Now MTHFR isn’t the only gene that plays a roll, there are other types of MTHFR genes that are related, that can affect how you feel. I often see people with COMT issues. COMT is an gene that helps clear out certain neurotransmitters, including estrogen. And methylated B vitamins don’t always treat people with COMT mutations that well, because it can overstimulate them. So if you tend to feel jittery with methylated B vitamins, have your doctor test your COMT gene.
That’s all I want to say about genetics before the whole topic runs away with me.
Let’s talk about what MOST people will tolerate.
I generally recommend methylated B vitamins to everyone, and they tend to be the most tolerated overall.
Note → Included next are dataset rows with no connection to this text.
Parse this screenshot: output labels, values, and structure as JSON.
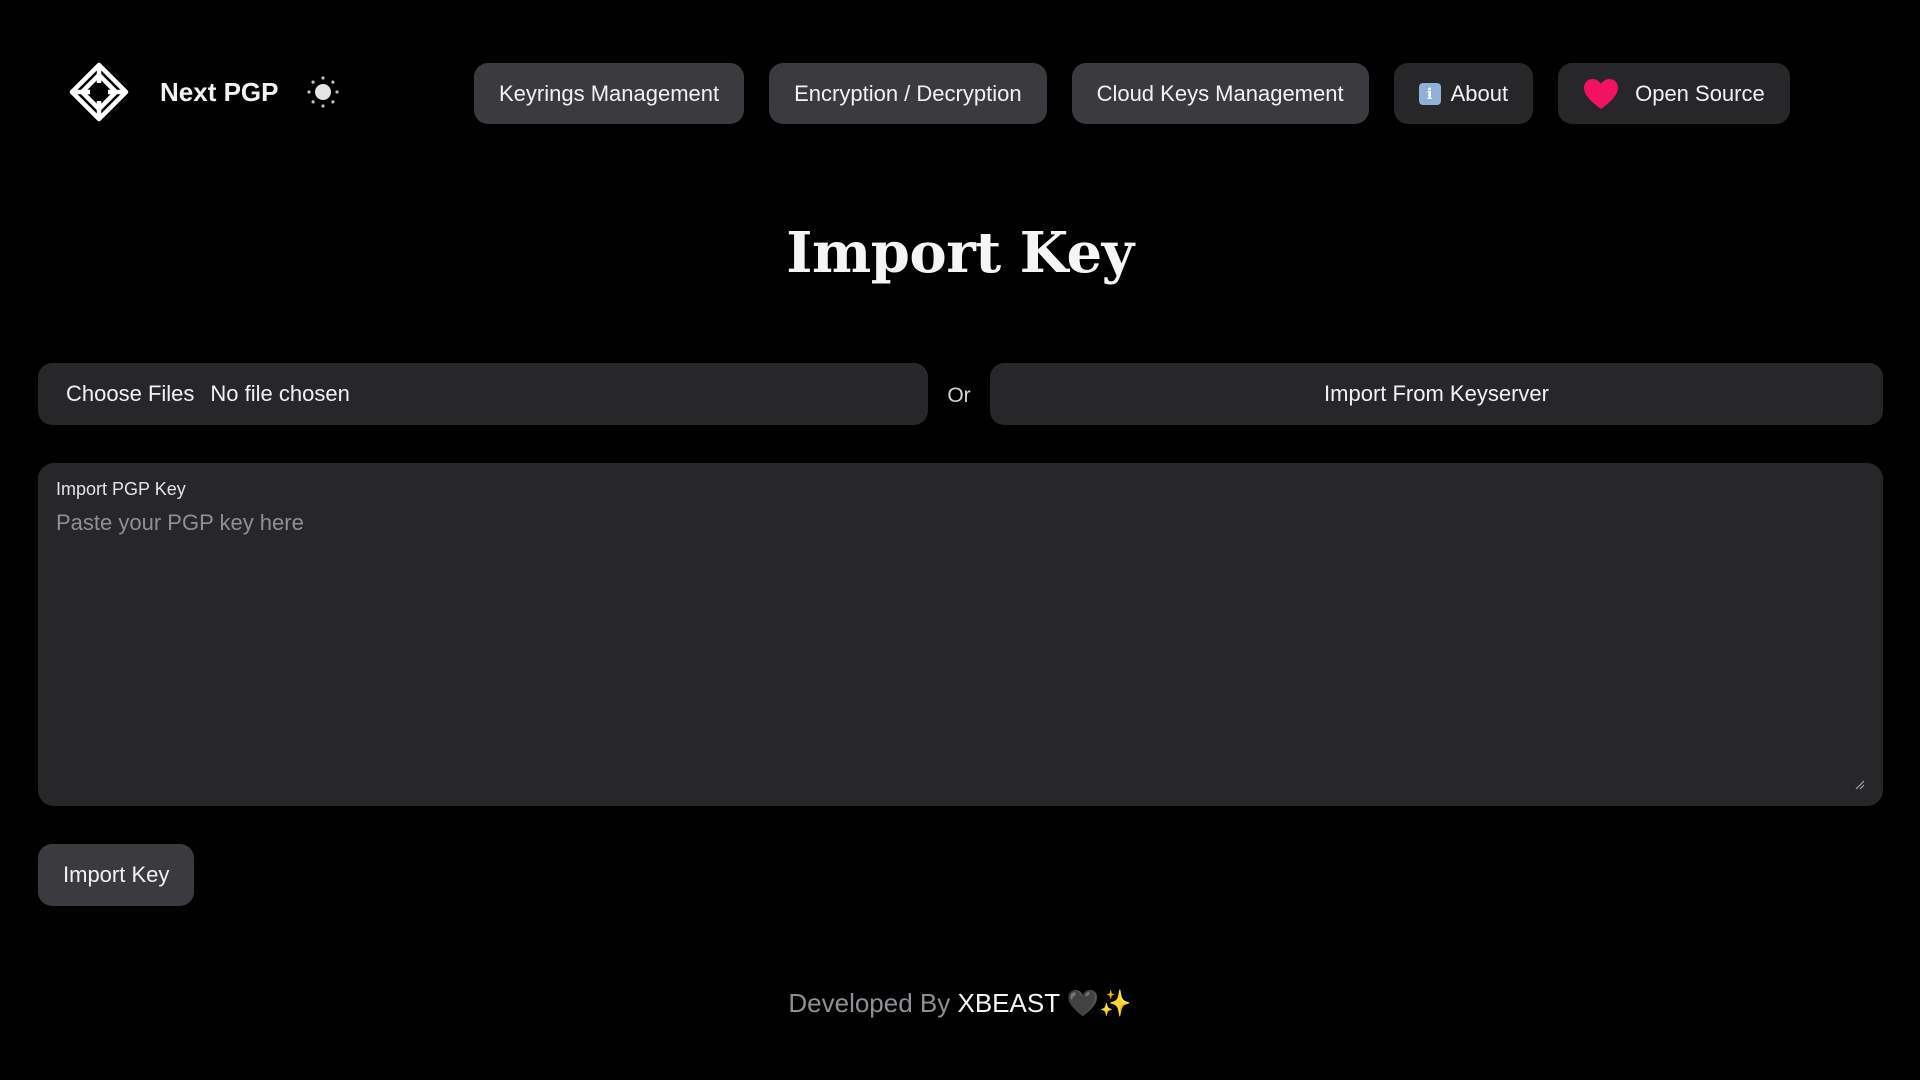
{
  "brand": {
    "name": "Next PGP"
  },
  "nav": {
    "items": [
      {
        "label": "Keyrings Management"
      },
      {
        "label": "Encryption / Decryption"
      },
      {
        "label": "Cloud Keys Management"
      },
      {
        "label": "About",
        "icon": "info-icon"
      },
      {
        "label": "Open Source",
        "icon": "heart-icon"
      }
    ]
  },
  "page": {
    "title": "Import Key"
  },
  "file_input": {
    "button_label": "Choose Files",
    "status": "No file chosen"
  },
  "separator": {
    "text": "Or"
  },
  "keyserver": {
    "button_label": "Import From Keyserver"
  },
  "key_textarea": {
    "label": "Import PGP Key",
    "placeholder": "Paste your PGP key here",
    "value": ""
  },
  "import_button": {
    "label": "Import Key"
  },
  "footer": {
    "prefix": "Developed By",
    "author": "XBEAST",
    "emoji": "🖤✨"
  },
  "colors": {
    "background": "#000000",
    "surface": "#27272a",
    "button": "#3a3a3f",
    "heart": "#f31260",
    "text": "#f2f2f4",
    "muted": "#8e8e94"
  }
}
And I know someone is getting high quality vitamins if they are methylated.
Here are the forms you are going to look for- write this down:
- B1 – thiamine hydrochloride
- B2 – riboflavin-5-phosphate is better than riboflavin
- B3 – niacinamide
- B5 – pantothenic acid or pantothenate or calcium D-pantothenate
- B6 – pyridoxal-5-phosphate is the better than just pyridoxine
- B7 – biotin is biotin
- B9 – “methyl folate” you’ll often see this as “l-methylfolate” or “quatrefolic” – DO NOT BUY A PRODUCT THAT HAS FOLIC ACID – this product actually prevents you from making active folate
- B12 – look for adenosylcobalamin, hydroxycobalamin, and methylcobalamin – DO NOT BUY CYANOCOBALAMIN – it has a tiny molecule of cyanide inside, and it’s really cheap to make and relies on your body to convert it to be useful, so avoid this
If you are sensitive to METHYL folate or METHYL cobalamin, then you can take hydroxy- or adenosyl- cobalamin; and you can take FOLINIC acid and not folate.
My favorite B vitamin brands are OrthoMolecular, Seeking Health, Thorne, and Pure Encapsulations. Remember – get your B levels checked before you supplement, and be sure to ask your doctor which form is right for you.
And if for some reason you can’t supplement, you can EAT your B vitamins. Just follow the recommendations below.
- B1 – White rice, pork, beans, sunflower seeds
- B2 – Beef liver, oats, yogurt, mushrooms, spinach
- B3 – Beef liver, chicken, salmon, tuna, turkey, peanuts
- B5 – Beef liver, chicken, shitaake mushrooms, avocado
- B6 – Chickpeas, beef liver, tuna, turkey, salmon, sweet potato, banana
- B7 – Beef liver, eggs, almond, sweet potato
- B9 – Beef liver, lentils, spinach, asparagus, pinto beans, turnip greens
- B12 – Clams, beef liver, trout, salmon, tuna, beef, yogurt, cheese
For more information on this topic, visit my YouTube channel, and watch my B vitamin video!